The reason the Palestinian cause is so central to modern left-wing activity [...] is because it is the contemporary rallying point for the dominant radical impulse of our time - anti-Westernism. And attachment to the Palestinian cause is an emotionally satisfying and morally exalted way of attacking Israel - the country that is the West's front line, the state that embodies Western values in a region and at a time where they are under particularly vicious assault.
Thursday 9 September 2010
I don't believe that any books are 'sacred'. The Qu'ran, the Bible, the Book of Mormon, the Tibetan Book of the Dead - all are human products and should be treated as such. In a free society no book, whether secular or religious, should be protected from criticism, ridicule or even condemnation if necessary. But talk of burning books of any kind makes me nervous and summons up some pretty unpleasant historical memories (see above).
Wednesday 8 September 2010

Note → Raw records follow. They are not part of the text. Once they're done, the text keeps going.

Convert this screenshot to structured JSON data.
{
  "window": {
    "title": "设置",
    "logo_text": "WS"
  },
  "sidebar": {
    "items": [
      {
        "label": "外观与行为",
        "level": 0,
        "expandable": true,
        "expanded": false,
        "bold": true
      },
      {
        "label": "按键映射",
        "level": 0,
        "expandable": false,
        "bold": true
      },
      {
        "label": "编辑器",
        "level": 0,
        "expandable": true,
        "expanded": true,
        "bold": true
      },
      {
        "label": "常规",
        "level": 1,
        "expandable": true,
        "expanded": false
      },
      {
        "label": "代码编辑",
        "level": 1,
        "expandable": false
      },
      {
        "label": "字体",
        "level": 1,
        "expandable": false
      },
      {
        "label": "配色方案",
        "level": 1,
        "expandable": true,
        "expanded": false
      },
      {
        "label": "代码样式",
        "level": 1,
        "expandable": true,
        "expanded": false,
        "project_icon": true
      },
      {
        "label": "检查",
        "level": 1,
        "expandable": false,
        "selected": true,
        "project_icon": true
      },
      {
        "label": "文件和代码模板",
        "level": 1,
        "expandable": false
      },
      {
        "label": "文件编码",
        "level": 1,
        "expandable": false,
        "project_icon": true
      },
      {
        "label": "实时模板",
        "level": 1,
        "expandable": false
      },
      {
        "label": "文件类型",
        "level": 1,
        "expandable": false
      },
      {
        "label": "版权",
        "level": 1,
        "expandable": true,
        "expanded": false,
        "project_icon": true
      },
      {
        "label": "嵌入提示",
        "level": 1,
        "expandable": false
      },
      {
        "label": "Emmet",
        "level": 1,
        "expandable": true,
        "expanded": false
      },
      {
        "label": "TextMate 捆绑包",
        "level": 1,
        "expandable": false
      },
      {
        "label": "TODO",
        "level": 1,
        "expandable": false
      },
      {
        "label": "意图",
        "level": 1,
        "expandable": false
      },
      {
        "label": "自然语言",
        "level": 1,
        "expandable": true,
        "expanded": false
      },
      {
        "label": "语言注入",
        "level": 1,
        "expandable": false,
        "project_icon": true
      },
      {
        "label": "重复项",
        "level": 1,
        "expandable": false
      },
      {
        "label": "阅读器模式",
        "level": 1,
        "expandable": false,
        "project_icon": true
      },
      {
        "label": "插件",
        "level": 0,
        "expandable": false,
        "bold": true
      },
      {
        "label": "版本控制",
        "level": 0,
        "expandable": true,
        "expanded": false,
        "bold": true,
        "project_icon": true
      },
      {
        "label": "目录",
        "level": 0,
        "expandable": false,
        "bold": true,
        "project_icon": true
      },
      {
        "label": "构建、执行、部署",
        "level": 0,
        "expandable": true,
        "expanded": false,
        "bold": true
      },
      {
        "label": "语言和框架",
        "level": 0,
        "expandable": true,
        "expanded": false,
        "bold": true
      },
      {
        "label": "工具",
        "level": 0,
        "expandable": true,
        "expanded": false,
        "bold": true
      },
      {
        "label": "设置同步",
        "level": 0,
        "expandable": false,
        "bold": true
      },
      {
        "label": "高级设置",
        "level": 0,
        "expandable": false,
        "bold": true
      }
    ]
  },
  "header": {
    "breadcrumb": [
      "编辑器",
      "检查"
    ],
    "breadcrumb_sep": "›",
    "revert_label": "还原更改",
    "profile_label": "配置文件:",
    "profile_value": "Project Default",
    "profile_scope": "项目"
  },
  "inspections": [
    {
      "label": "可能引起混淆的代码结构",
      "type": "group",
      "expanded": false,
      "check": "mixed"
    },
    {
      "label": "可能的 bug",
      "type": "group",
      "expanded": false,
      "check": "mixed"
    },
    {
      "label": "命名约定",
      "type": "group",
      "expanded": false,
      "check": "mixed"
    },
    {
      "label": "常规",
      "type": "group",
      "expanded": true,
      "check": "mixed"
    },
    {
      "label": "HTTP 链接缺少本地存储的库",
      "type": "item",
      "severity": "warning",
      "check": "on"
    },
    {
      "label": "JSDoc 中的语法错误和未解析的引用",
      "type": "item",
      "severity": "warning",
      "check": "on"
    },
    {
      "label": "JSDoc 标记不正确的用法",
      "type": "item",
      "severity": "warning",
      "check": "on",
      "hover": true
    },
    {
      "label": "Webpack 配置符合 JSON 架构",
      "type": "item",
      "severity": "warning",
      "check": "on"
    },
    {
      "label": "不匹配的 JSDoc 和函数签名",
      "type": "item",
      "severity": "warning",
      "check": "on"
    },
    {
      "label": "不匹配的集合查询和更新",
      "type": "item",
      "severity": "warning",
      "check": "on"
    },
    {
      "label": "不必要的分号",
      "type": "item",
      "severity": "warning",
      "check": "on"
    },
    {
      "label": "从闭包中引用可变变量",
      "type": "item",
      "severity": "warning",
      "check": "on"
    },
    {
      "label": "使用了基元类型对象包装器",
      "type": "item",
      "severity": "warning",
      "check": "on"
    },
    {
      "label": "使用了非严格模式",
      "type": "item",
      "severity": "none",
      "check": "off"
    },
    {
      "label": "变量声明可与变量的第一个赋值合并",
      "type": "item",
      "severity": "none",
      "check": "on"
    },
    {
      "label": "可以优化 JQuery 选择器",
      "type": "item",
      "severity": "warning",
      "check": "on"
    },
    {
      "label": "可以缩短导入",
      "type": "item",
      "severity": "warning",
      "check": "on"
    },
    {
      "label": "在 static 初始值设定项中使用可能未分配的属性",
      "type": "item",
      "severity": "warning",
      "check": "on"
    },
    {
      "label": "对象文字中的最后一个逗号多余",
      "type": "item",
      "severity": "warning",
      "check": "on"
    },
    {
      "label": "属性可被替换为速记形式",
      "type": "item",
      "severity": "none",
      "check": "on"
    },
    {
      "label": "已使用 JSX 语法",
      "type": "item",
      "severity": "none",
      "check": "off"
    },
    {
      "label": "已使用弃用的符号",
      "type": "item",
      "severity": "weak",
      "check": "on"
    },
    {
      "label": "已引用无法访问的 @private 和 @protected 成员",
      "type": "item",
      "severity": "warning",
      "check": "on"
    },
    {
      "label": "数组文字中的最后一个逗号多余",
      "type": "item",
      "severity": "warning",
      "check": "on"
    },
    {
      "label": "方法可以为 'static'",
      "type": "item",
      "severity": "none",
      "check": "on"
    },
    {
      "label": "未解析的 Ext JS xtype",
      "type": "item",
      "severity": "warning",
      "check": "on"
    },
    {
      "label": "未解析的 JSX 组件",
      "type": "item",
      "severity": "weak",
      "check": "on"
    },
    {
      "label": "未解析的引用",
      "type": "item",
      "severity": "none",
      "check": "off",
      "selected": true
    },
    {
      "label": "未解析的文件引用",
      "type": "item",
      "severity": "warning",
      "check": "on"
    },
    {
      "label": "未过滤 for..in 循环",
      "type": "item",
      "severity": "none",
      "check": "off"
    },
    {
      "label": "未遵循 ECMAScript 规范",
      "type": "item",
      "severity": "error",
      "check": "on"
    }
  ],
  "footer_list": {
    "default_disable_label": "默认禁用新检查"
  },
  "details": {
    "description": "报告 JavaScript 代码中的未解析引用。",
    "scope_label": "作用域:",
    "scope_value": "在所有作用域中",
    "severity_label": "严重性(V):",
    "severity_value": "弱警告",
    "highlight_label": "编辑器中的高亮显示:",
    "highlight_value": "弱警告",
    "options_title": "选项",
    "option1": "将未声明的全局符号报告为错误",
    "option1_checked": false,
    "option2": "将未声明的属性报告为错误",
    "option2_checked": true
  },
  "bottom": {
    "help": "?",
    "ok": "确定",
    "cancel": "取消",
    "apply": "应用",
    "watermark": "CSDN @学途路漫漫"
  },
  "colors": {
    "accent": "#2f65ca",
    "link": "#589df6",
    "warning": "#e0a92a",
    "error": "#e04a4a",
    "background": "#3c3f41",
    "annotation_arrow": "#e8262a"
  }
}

During the course of the conversation [with Campbell] I discovered something I hadn't been a hundred per cent of previously: he had clanking great balls. This was someone you would have to pull back, not push forward [...] He and Peter Mandelson might fight (and my goodness they did, occasionally literally), but in tandem they would be as formidable a political force as could be imagined. Peter would slip into the castle through a secret passageway and, by nimble footwork and sharp and incisive thrusts of the rapier, cleave his way through to the throne room. Meanwhile, Alastair would be a very large oak battering ram destroying the castle gates, and neither boiling pitch nor reinforced doors would keep him out.